Representatives of 190 countries will meet in Montreal on Monday for talks aimed at the twin goal of combating global warming and restoring the ozone layer.
The talks come as part of a UN-sponsored conference marking Sunday's 20th anniversary of signing of the Montreal Protocol, an international treaty seeking to end production of chemical compounds that contribute to ozone depletion.
Signatories of the Montreal Protocol, which cut emissions of chemicals harmful to Earth's ozone layer, hope to find a way to eliminate the hydrochlorofluorocarbons (HCFCs) that opened a hole in the Antarctic ozone layer.
The UN sponsor of the talks says repair of the ozone layer will also help with the warming of Earth's atmosphere, which has potentially disastrous effects on Earth's weather, sea levels, flora and fauna in coming years.
Last Mod: 17 Eylül 2007, 13:13
The 1987 Montreal Protocol is one of the most successful international responses to a global problem, according to former UN secretary general Kofi Annan.
Environmentalists hoped to repeat the success with the 1997 Kyoto protocol to cap emissions of so-called greenhouse gases, which gather in the atmosphere, and in the manner of a greenhouse allows the sun's rays in but does not allow the heat to escape.
However Kyoto, which expires in 2012, has not been adhered to by nations such as Canada, the United States, India and Austria. China is a signatory but is exempt due to its status as a developing nation.
Since the onset of the Industrial Revolution and the rise in emission of gases such as carbon dioxide and methane, the global warming effect has increased Earth's temperatures to an alarming degree, and is already blamed for melting polar ice caps.
Achim Steiner, executive director of the UN program for the environment, said in an interview published Saturday that the fight against global climate change and the fight to restore the ozone layer are linked.

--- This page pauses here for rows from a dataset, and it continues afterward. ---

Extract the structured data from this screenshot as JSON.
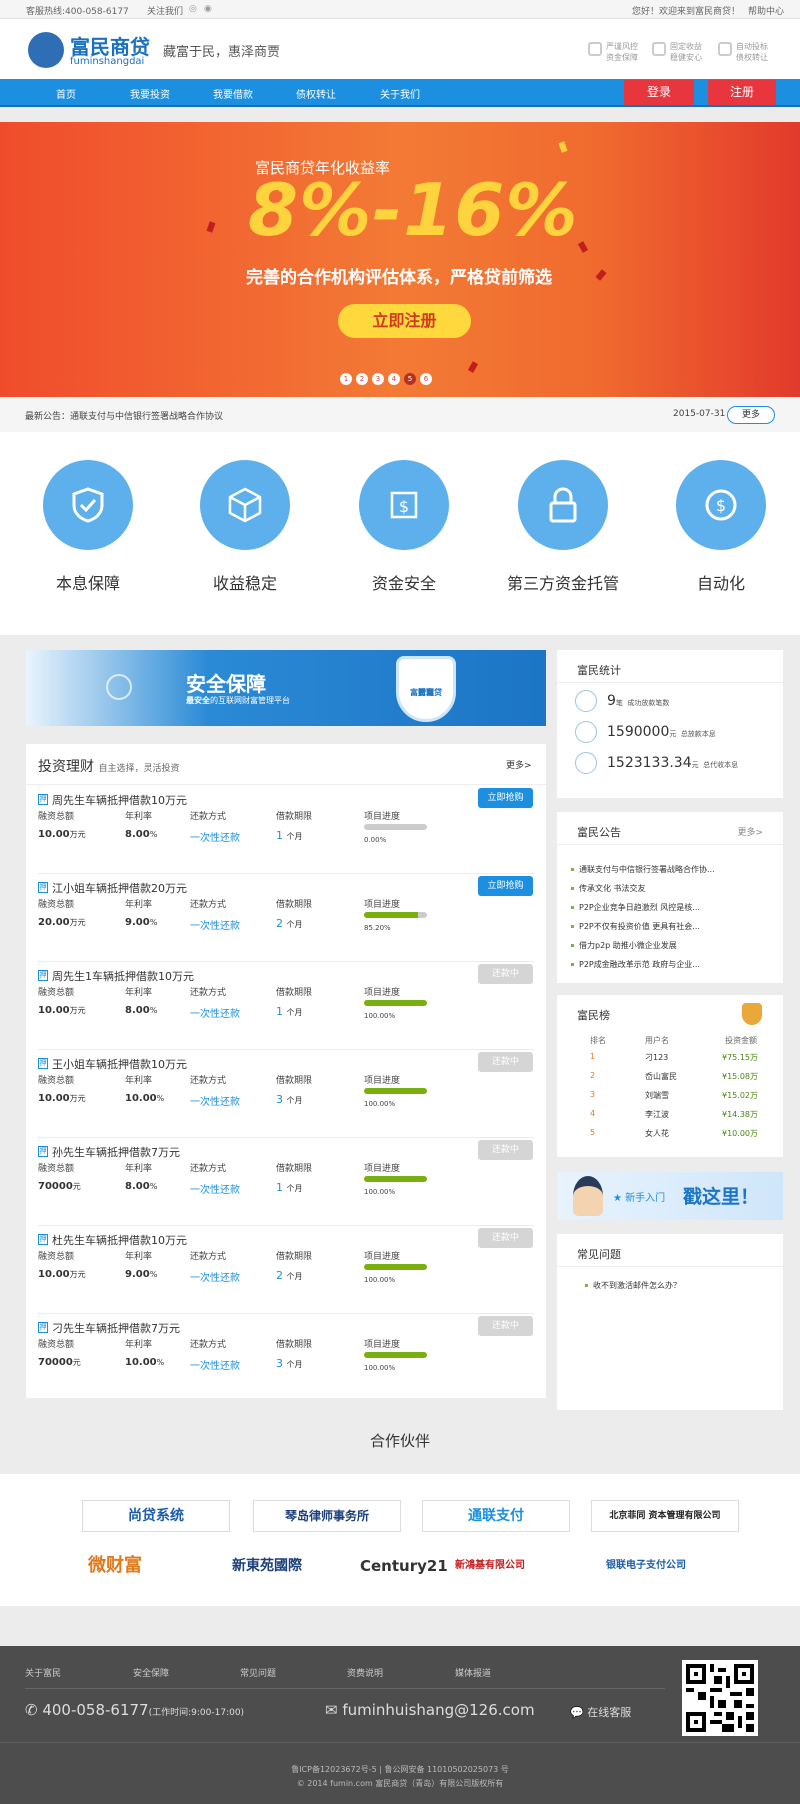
{
  "topbar": {
    "hotline": "客服热线:400-058-6177",
    "follow": "关注我们",
    "welcome": "您好！欢迎来到富民商贷！",
    "help": "帮助中心"
  },
  "header": {
    "brand": "富民商贷",
    "brand_pinyin": "fuminshangdai",
    "slogan": "藏富于民，惠泽商贾",
    "features": [
      {
        "l1": "严谨风控",
        "l2": "资金保障"
      },
      {
        "l1": "固定收益",
        "l2": "稳健安心"
      },
      {
        "l1": "自动投标",
        "l2": "债权转让"
      }
    ]
  },
  "nav": {
    "items": [
      "首页",
      "我要投资",
      "我要借款",
      "债权转让",
      "关于我们"
    ],
    "login": "登录",
    "register": "注册"
  },
  "banner": {
    "subtitle": "富民商贷年化收益率",
    "rate": "8%-16%",
    "desc": "完善的合作机构评估体系，严格贷前筛选",
    "cta": "立即注册",
    "pages": [
      "1",
      "2",
      "3",
      "4",
      "5",
      "6"
    ],
    "active_page": 5
  },
  "notice": {
    "text": "最新公告：通联支付与中信银行签署战略合作协议",
    "date": "2015-07-31",
    "more": "更多"
  },
  "features": [
    "本息保障",
    "收益稳定",
    "资金安全",
    "第三方资金托管",
    "自动化"
  ],
  "promo": {
    "title": "安全保障",
    "subtitle_bold": "最安全",
    "subtitle_rest": "的互联网财富管理平台",
    "shield_l1": "富民商贷",
    "shield_l2": "财富",
    "shield_l3": "管理"
  },
  "invest": {
    "title": "投资理财",
    "subtitle": "自主选择，灵活投资",
    "more": "更多>",
    "headers": {
      "amount": "融资总额",
      "rate": "年利率",
      "repay": "还款方式",
      "term": "借款期限",
      "progress": "项目进度"
    },
    "tag": "押",
    "loans": [
      {
        "name": "周先生车辆抵押借款10万元",
        "amount": "10.00",
        "amount_unit": "万元",
        "rate": "8.00",
        "rate_unit": "%",
        "repay": "一次性还款",
        "term": "1",
        "term_unit": "个月",
        "progress": 0,
        "progress_text": "0.00%",
        "action": "立即抢购",
        "active": true
      },
      {
        "name": "江小姐车辆抵押借款20万元",
        "amount": "20.00",
        "amount_unit": "万元",
        "rate": "9.00",
        "rate_unit": "%",
        "repay": "一次性还款",
        "term": "2",
        "term_unit": "个月",
        "progress": 0.852,
        "progress_text": "85.20%",
        "action": "立即抢购",
        "active": true
      },
      {
        "name": "周先生1车辆抵押借款10万元",
        "amount": "10.00",
        "amount_unit": "万元",
        "rate": "8.00",
        "rate_unit": "%",
        "repay": "一次性还款",
        "term": "1",
        "term_unit": "个月",
        "progress": 1,
        "progress_text": "100.00%",
        "action": "还款中",
        "active": false
      },
      {
        "name": "王小姐车辆抵押借款10万元",
        "amount": "10.00",
        "amount_unit": "万元",
        "rate": "10.00",
        "rate_unit": "%",
        "repay": "一次性还款",
        "term": "3",
        "term_unit": "个月",
        "progress": 1,
        "progress_text": "100.00%",
        "action": "还款中",
        "active": false
      },
      {
        "name": "孙先生车辆抵押借款7万元",
        "amount": "70000",
        "amount_unit": "元",
        "rate": "8.00",
        "rate_unit": "%",
        "repay": "一次性还款",
        "term": "1",
        "term_unit": "个月",
        "progress": 1,
        "progress_text": "100.00%",
        "action": "还款中",
        "active": false
      },
      {
        "name": "杜先生车辆抵押借款10万元",
        "amount": "10.00",
        "amount_unit": "万元",
        "rate": "9.00",
        "rate_unit": "%",
        "repay": "一次性还款",
        "term": "2",
        "term_unit": "个月",
        "progress": 1,
        "progress_text": "100.00%",
        "action": "还款中",
        "active": false
      },
      {
        "name": "刁先生车辆抵押借款7万元",
        "amount": "70000",
        "amount_unit": "元",
        "rate": "10.00",
        "rate_unit": "%",
        "repay": "一次性还款",
        "term": "3",
        "term_unit": "个月",
        "progress": 1,
        "progress_text": "100.00%",
        "action": "还款中",
        "active": false
      }
    ]
  },
  "stats": {
    "title": "富民统计",
    "items": [
      {
        "value": "9",
        "unit": "笔",
        "label": "成功放款笔数"
      },
      {
        "value": "1590000",
        "unit": "元",
        "label": "总放款本息"
      },
      {
        "value": "1523133.34",
        "unit": "元",
        "label": "总代收本息"
      }
    ]
  },
  "announcements": {
    "title": "富民公告",
    "more": "更多>",
    "items": [
      "通联支付与中信银行签署战略合作协...",
      "传承文化 书法交友",
      "P2P企业竞争日趋激烈 风控是核...",
      "P2P不仅有投资价值 更具有社会...",
      "借力p2p 助推小微企业发展",
      "P2P成金融改革示范 政府与企业..."
    ]
  },
  "ranking": {
    "title": "富民榜",
    "headers": [
      "排名",
      "用户名",
      "投资金额"
    ],
    "rows": [
      {
        "rank": "1",
        "user": "刁123",
        "amount": "¥75.15万"
      },
      {
        "rank": "2",
        "user": "岙山富民",
        "amount": "¥15.08万"
      },
      {
        "rank": "3",
        "user": "刘端雪",
        "amount": "¥15.02万"
      },
      {
        "rank": "4",
        "user": "李江波",
        "amount": "¥14.38万"
      },
      {
        "rank": "5",
        "user": "女人花",
        "amount": "¥10.00万"
      }
    ]
  },
  "newbie": {
    "small": "新手入门",
    "big": "戳这里！"
  },
  "faq": {
    "title": "常见问题",
    "items": [
      "收不到激活邮件怎么办？"
    ]
  },
  "partners": {
    "title": "合作伙伴",
    "row1": [
      "尚贷系统",
      "琴岛律师事务所",
      "通联支付",
      "北京菲同 资本管理有限公司"
    ],
    "row2": [
      "微财富",
      "新東苑國際",
      "Century21",
      "新鴻基有限公司",
      "银联电子支付公司"
    ]
  },
  "footer": {
    "links": [
      "关于富民",
      "安全保障",
      "常见问题",
      "资费说明",
      "媒体报道"
    ],
    "phone": "400-058-6177",
    "hours": "(工作时间:9:00-17:00)",
    "email": "fuminhuishang@126.com",
    "service": "在线客服",
    "icp": "鲁ICP备12023672号-5 | 鲁公网安备 11010502025073 号",
    "copyright": "© 2014 fumin.com 富民商贷（青岛）有限公司版权所有"
  },
  "colors": {
    "primary": "#1c8fe0",
    "danger": "#e8363e",
    "accent": "#ffd33d",
    "progress": "#78b10f"
  }
}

"With the anniversary coming up (on Sunday), the enormous challenge has still not been met, and it offers the international community the chance to make rapid gains both concerning the ozone layer and global climate change," Steiner told the Montreal daily.
Haloalkane (HCFC) and CFC chemical compounds, once widely used as refrigerants and propellants in aerosol cans, have been largely curtailed by multilateral agreements in the Protocol.
CFC emissions opened a large hole in the ozone layer in the Earth's upper atmosphere, allowing more of the sun's harmful ultra-violet radiation to enter and raising the specter of increased cases of skin-cancer and eye cataracts.
If production of CFCs is halted and eliminated over the next 10 years the effect of global warming could be cut by 4.5 percent, Steiner said.